## TASK DESCRIPTION
Scanning the entries below, copy every line that contains the word "heading".

## EXTRACTED INFORMATION
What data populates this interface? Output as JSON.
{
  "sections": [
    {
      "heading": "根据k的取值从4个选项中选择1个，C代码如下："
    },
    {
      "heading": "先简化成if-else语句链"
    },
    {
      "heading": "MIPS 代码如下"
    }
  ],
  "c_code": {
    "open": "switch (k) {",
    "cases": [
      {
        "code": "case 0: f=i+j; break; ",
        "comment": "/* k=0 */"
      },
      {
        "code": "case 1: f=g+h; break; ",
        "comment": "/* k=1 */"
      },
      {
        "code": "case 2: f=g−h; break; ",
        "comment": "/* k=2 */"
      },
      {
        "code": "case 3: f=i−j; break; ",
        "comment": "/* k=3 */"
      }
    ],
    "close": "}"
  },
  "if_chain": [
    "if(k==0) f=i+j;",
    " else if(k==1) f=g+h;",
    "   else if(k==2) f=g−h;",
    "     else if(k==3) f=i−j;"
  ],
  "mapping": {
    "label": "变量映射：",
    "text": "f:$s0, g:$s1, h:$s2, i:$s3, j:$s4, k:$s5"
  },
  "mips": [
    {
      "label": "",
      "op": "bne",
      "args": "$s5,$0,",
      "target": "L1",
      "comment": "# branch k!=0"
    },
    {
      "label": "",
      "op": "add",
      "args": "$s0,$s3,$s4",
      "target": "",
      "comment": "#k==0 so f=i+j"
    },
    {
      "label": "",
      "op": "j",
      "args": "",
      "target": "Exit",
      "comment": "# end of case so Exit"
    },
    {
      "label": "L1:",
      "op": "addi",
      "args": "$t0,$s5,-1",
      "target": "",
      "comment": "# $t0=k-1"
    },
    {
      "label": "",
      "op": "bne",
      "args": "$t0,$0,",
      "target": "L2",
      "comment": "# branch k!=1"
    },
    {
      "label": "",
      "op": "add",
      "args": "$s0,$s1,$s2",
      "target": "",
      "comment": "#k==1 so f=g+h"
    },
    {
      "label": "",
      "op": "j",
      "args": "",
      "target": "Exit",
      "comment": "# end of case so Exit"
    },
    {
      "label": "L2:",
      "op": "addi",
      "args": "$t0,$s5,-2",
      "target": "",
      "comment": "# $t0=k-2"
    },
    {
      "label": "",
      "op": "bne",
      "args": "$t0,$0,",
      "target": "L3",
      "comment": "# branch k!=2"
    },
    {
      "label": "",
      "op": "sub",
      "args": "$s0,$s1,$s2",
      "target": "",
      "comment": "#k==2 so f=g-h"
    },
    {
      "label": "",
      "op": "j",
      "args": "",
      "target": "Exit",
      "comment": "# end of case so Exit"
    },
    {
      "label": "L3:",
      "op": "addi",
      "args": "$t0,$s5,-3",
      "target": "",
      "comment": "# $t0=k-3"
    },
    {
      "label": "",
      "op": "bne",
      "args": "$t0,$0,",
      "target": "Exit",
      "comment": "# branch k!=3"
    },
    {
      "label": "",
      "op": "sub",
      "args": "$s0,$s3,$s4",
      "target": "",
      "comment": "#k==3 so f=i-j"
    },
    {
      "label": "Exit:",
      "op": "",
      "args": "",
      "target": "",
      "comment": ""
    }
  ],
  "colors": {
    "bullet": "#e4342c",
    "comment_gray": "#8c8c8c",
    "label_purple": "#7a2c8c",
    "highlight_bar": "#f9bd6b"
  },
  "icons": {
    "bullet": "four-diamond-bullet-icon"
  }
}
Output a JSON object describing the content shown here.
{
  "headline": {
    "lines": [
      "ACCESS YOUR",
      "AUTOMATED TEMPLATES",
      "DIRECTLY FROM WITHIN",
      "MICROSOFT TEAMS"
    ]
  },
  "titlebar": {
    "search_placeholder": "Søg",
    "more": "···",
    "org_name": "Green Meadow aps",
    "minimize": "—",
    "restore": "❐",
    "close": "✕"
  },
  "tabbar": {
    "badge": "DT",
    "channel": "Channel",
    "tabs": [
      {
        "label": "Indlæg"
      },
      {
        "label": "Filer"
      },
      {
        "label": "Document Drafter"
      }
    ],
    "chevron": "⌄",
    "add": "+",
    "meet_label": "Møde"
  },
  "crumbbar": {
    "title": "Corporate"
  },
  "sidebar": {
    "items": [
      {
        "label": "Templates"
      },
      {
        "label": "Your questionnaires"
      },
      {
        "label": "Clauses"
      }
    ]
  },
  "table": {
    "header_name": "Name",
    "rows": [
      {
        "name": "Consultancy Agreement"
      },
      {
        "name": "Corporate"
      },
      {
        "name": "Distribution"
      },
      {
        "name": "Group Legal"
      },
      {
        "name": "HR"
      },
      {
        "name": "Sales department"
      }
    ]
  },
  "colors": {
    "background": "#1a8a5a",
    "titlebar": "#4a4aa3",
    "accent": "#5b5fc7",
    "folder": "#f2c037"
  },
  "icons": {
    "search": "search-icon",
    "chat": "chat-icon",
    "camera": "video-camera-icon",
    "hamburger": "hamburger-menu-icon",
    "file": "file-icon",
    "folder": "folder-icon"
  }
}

## SOLUTION
      "heading": "根据k的取值从4个选项中选择1个，C代码如下："
      "heading": "先简化成if-else语句链"
      "heading": "MIPS 代码如下"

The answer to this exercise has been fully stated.